Fiber May Prevent Breast Cancer
The emphasis on healthy eating in the workplace may be good news when it comes to protecting women against breast cancer. Eating a diet high in fiber (which occurs naturally in vegetables, whole grains, beans, and fruit) may reduce the risk of developing the disease, according to one of the largest analyses of the literature, published online in the Annals of Oncology.
The research was funded by the World Cancer Research Fund as part of AICR/WCRF's Continuous Update Project (CUP), an ongoing review of cancer prevention research.
The study found that for every 10 grams of fiber consumed daily – slightly less than a cup of beans – the risk of breast cancer was 5 percent lower. Consuming 20 grams of fiber daily would mean a 10 percent lower risk, and so on.
When comparing women who ate the most fiber to those who ate the least, women who consumed the highest amounts of fiber had a 7 percent lower risk of breast cancer.
According to the study authors, there are several possible explanations as to how dietary fiber may prevent breast cancer, including reducing the amount of circulating estrogen. Fiber may also help with weight control, a known risk factor for postmenopausal cancer.
This new study comes on the heels of one published by AICR/WCRF in May 2011, which concluded that there was convincing evidence that dietary fiber protects against colorectal cancer.
AICR/WCRF will continue to monitor studies in this area, but in the meantime, we continue to recommend making sure that at least 2/3 of your plate is filled with plant foods (vegetables, fruits, whole grains, and beans) and 1/3 or less with meat and/or dairy foods. This simple, visual approach is called AICR's New American Plate.
For healthy recipes that help you add more fiber into your diet, visit AICR's Test Kitchen.
Coffee Linked to Reduced Endometrial Cancer Risk
Love your morning cup of joe? There has been a great deal of research in recent years looking at the potential benefits of drinking coffee when it comes to reducing the risk of cancer. One of the most recent investigations suggests that coffee may offer protection against endometrial cancer. Published in December 2011, researchers at the Harvard School of Public Health evaluated the evidence on coffee and endometrial cancer risk and concluded that the results look promising: The authors found a 29 percent reduced risk for developing endometrial cancer when comparing individuals who drank the most coffee compared to those who drank the least.

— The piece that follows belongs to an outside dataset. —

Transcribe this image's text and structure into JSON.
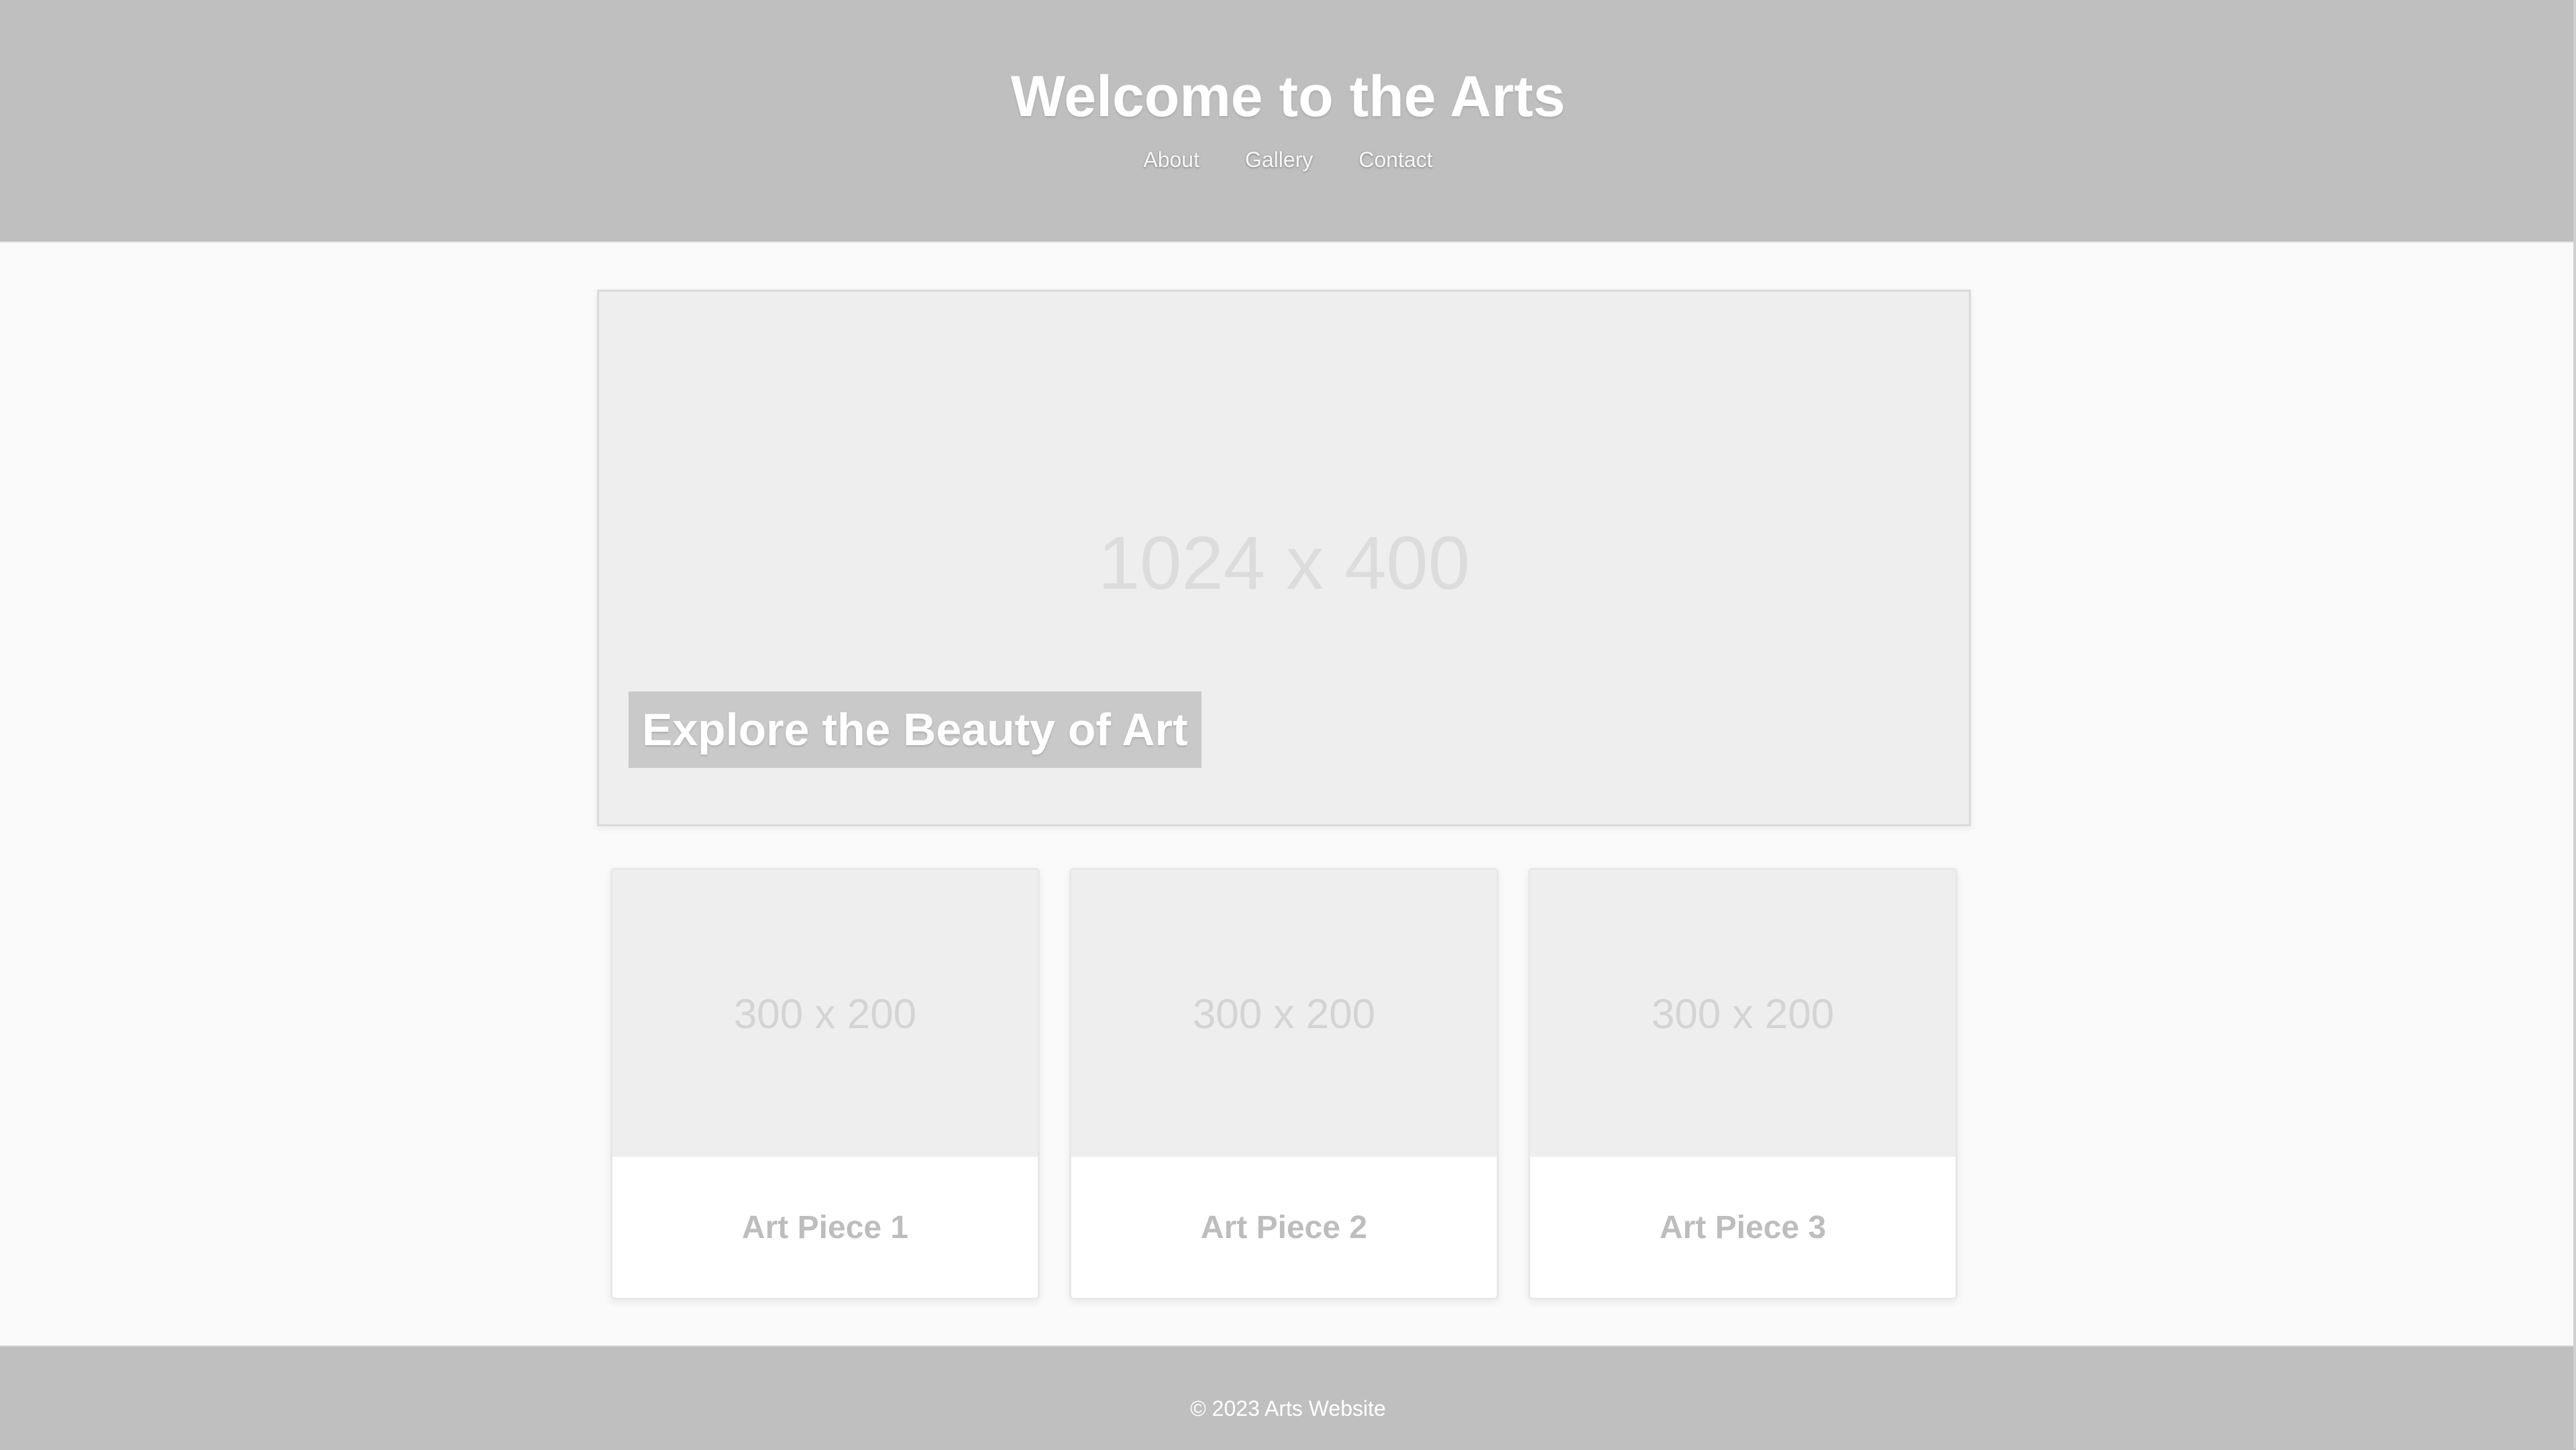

The researchers reported an 8 percent decrease in risk for each cup of coffee consumed daily.
Researchers say that coffee may protect against endometrial cancer in these ways:
- Chemicals in coffee, such as chlorogenic acid, have antioxidant properties that can prevent oxidative damage to DNA.
- Coffee consumption may reduce levels of estrogen in the bloodstream. Endometrial cancer is associated with elevated levels of estrogen.
- Drinking coffee has been associated with a decreased risk for diabetes. Type 2 diabetes is associated with increased risk for endometrial cancer.
Endometrial cancer is the most common gynecologic cancer in the U.S. and AICR's expert report found that obesity is a cause of endometrial cancer and that physical activity reduces risk for this cancer.
So, enjoy your coffee, just remember – it's the coffee that's beneficial, not the cream and sugar!